I use a jewelry bit on my grinder but you could also use a diamond bit on a dremel if you have patience and a steady hand. The glass must be worked in water for cutting. Hope that helps.

07-12-2005, 01:32 AM
That's ok, I forgot I even asked. Thanks for the reply!

07-12-2005, 01:10 PM
Great tutorial Bethany! I am so glad this tutorial was bumped. I am going to have to play around with all the stress cracked beads I have!

12-11-2007, 03:27 PM
I followed this tutorial using thermal-crack beads I have collected for a few years and had a bunch of fun! Here are the results! :)


Thanks Bethany!! :D

12-11-2007, 05:26 PM
This is a great way to use thoes beads with cracks. Thanks so much for posting this.

12-11-2007, 09:15 PM
Amber, Those are beautiful! Glad you bumped this up as I was going to go looking for it. Have a couple of split beads with pretty colors to "fix."

12-12-2007, 01:55 AM
As a beginner with beads, I have LOTS of cracked beads that I've been throwing into a bowl to try to figure out what to do with them. I hated the thought of wasting them, because some of them were really pretty til they cracked. Now I know what to do with at least part of them. And you can use a jewelry bit on the grinder to cut the groove into the sides? I have one that I have never used before, so I can try that. I can see Christmas presents and birthday presents looming on the horizon! LOL Thank you! That is a very understandable tutorial!!


12-16-2007, 12:11 PM
If you can, try whole bicones as cabs...this is how one of mine turned out!


01-08-2008, 10:18 AM
I've doing this for quite some time now. Thank you for your firing schedule. Now that I have a programable (is that a word??) kiln, it will be very useful! Before, I was just winging it.
I bought some sheet moretti and fused all my cabs into a tile....don't have a clue what to use it for, but it's fun to look at. lol
I've also fused them into large discs that I use on the end of my stained glass kaleidoscopes.

10-14-2008, 07:12 PM
Great tutorial - such wonderful detail and photos.


10-14-2008, 07:17 PM
Here's some more... really fun to do on days when it's too cold to torch so I save up any broken beadies for half the year and then do a run in the kiln :)

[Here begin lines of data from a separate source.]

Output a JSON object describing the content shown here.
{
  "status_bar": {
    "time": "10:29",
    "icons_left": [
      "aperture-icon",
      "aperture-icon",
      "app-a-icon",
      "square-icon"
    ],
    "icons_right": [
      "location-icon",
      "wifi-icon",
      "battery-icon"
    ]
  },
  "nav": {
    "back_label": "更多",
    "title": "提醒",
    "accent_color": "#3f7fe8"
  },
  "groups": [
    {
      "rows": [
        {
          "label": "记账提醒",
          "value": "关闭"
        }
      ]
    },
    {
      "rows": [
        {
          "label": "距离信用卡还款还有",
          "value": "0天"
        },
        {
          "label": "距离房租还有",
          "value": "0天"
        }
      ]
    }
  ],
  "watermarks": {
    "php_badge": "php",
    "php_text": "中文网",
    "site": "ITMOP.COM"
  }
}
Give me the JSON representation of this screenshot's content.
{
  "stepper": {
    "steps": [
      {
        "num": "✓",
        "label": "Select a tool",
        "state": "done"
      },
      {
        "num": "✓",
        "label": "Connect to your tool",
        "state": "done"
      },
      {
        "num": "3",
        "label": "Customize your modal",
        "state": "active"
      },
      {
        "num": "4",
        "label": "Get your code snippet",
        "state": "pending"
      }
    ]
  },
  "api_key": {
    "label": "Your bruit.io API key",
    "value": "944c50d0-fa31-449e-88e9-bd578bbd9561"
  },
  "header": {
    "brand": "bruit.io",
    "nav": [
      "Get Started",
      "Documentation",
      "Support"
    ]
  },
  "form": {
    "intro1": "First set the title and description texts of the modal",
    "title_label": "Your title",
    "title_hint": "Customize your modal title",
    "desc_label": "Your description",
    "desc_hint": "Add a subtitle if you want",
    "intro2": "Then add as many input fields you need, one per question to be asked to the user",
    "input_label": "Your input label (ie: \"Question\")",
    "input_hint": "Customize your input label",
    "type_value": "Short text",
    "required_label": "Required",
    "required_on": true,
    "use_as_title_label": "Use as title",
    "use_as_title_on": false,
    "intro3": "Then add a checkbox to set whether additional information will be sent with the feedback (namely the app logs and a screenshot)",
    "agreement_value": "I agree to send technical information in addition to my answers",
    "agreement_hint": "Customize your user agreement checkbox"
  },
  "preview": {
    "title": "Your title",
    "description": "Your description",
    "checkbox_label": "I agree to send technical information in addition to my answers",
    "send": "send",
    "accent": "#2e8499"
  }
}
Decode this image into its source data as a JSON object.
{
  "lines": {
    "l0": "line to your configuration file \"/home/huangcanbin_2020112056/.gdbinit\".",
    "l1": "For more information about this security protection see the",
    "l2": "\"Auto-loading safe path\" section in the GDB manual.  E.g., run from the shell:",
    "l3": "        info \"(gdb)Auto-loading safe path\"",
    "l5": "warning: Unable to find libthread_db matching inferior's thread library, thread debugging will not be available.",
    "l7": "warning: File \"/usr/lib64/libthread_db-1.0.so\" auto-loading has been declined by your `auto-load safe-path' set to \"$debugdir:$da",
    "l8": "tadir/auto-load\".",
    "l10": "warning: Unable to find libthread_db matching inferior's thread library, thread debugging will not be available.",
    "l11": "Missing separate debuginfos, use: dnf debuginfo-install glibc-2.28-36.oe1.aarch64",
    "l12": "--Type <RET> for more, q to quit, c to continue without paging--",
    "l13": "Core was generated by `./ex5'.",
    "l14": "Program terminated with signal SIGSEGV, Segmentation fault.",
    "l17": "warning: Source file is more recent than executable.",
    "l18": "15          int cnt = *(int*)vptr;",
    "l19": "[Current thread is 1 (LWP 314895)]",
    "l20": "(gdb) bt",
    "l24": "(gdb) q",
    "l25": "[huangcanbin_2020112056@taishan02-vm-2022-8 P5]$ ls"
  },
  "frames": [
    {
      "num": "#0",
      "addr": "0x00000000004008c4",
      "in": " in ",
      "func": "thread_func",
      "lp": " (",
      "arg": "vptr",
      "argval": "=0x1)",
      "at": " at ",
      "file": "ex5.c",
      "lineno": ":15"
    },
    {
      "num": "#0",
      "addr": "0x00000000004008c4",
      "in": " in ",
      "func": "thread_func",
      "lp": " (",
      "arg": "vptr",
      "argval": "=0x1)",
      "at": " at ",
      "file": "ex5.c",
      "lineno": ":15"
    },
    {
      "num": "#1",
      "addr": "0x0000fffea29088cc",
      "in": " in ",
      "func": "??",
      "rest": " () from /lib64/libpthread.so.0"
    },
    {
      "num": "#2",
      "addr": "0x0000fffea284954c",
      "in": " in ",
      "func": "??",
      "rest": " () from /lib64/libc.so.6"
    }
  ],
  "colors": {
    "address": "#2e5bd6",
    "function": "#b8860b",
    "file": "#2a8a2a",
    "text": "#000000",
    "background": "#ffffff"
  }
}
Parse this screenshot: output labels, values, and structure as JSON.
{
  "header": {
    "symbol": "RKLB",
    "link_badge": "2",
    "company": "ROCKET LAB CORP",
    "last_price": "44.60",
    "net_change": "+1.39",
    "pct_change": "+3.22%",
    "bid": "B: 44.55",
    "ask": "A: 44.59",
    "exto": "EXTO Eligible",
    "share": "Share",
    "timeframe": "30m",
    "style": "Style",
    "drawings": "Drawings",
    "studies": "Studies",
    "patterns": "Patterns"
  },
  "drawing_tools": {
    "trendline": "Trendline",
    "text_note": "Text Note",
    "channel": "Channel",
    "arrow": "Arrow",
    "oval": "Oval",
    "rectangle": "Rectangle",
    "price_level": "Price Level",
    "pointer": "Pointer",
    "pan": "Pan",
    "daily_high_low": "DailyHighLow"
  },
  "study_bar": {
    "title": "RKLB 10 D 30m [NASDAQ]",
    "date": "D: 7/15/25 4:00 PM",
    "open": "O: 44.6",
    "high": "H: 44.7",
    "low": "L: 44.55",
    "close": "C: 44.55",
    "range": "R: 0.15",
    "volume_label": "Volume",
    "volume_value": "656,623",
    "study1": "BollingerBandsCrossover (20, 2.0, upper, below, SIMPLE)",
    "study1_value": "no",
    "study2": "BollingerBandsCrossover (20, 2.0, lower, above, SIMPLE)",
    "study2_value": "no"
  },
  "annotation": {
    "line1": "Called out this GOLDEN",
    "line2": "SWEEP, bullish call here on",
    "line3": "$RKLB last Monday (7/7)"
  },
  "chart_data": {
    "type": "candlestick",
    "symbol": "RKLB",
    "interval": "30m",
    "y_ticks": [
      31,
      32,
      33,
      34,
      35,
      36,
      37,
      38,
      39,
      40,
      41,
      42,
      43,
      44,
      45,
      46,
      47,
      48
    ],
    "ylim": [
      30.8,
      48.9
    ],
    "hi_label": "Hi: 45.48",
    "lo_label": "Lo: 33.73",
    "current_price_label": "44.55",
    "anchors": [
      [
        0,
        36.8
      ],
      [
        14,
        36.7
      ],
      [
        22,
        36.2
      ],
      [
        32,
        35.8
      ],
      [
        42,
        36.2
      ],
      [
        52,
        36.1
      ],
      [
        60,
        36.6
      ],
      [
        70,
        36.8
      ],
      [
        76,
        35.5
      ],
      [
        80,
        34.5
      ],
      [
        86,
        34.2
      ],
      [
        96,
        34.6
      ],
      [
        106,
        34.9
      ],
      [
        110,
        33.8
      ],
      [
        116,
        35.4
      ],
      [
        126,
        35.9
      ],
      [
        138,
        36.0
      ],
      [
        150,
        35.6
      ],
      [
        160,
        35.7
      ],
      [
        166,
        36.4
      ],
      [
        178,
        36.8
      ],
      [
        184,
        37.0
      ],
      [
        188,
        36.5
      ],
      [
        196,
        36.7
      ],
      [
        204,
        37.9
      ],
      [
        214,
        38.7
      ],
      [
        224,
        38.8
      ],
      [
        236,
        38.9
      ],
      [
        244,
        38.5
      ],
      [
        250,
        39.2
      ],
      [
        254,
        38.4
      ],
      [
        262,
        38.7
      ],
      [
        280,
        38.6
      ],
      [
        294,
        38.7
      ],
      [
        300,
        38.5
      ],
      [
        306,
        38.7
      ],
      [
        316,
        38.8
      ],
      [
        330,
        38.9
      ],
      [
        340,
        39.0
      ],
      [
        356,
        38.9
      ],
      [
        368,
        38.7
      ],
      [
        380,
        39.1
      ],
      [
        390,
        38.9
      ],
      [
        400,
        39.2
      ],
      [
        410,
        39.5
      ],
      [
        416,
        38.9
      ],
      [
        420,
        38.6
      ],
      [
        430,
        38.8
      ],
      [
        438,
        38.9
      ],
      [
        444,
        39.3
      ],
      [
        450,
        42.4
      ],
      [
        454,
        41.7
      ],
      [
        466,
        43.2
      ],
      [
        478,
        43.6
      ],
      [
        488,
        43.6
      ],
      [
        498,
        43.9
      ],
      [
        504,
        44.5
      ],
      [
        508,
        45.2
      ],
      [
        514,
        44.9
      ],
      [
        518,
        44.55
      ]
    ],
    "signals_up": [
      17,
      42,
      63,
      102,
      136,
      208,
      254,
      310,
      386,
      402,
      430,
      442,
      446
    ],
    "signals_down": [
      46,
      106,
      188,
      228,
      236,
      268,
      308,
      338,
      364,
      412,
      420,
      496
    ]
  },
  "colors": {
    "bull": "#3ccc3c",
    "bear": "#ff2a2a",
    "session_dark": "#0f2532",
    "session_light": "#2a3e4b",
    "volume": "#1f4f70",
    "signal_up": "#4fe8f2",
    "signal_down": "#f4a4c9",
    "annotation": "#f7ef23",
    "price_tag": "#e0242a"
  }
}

Fire In The Sky

Other World

Seascape 2

Fire In The Sky 2


Calm Seas

10-14-2008, 07:59 PM
Very pretty Naos.

11-03-2008, 03:56 PM
Many thanks for this tutorial. Not only can I use the bead I so painstakingly built and was heartbroken to lose, but sometimes I get the bonus of having two for earrings!

11-15-2008, 04:46 PM
I have some more cabs :)

Solar Flare


Sand Piper


Full of Stars


Barnacle Bill


04-16-2009, 11:54 AM
Here's a few more from recent efforts...




02-11-2010, 12:44 AM
I had a girlfriend ask me if I could do this for her with some of my old beads that didn't 'make it' from the kiln. I thought about it and happened to run across your tute here. Thanks so much! :thumbsup:

12-10-2010, 09:13 AM
This is fantastic, I just want to ask, are the temperatures quoted in farenheit?

01-10-2011, 10:01 PM
Yes. The degrees are in Farenheit. I've used this tutorial and it works great.

09-11-2011, 05:13 PM
Thanks for the great tut!! I have a lot of beads that I want to try this on.

03-31-2015, 07:48 AM
This is a cool tutorial. I knew there was a reason I saved all my cracked or broken beads, besides the fact I can't stand to toss them out, LOL! Thanks for the info! I will definitely try this!!

03-31-2015, 10:30 PM
Wandering around looking at interesting sounding posts and came to this one. Lovely work! I like the blue beads best. This looks like loads of fun...maybe someday I can give this a try. Thanks for the inspiration.

Blessings, LynneDe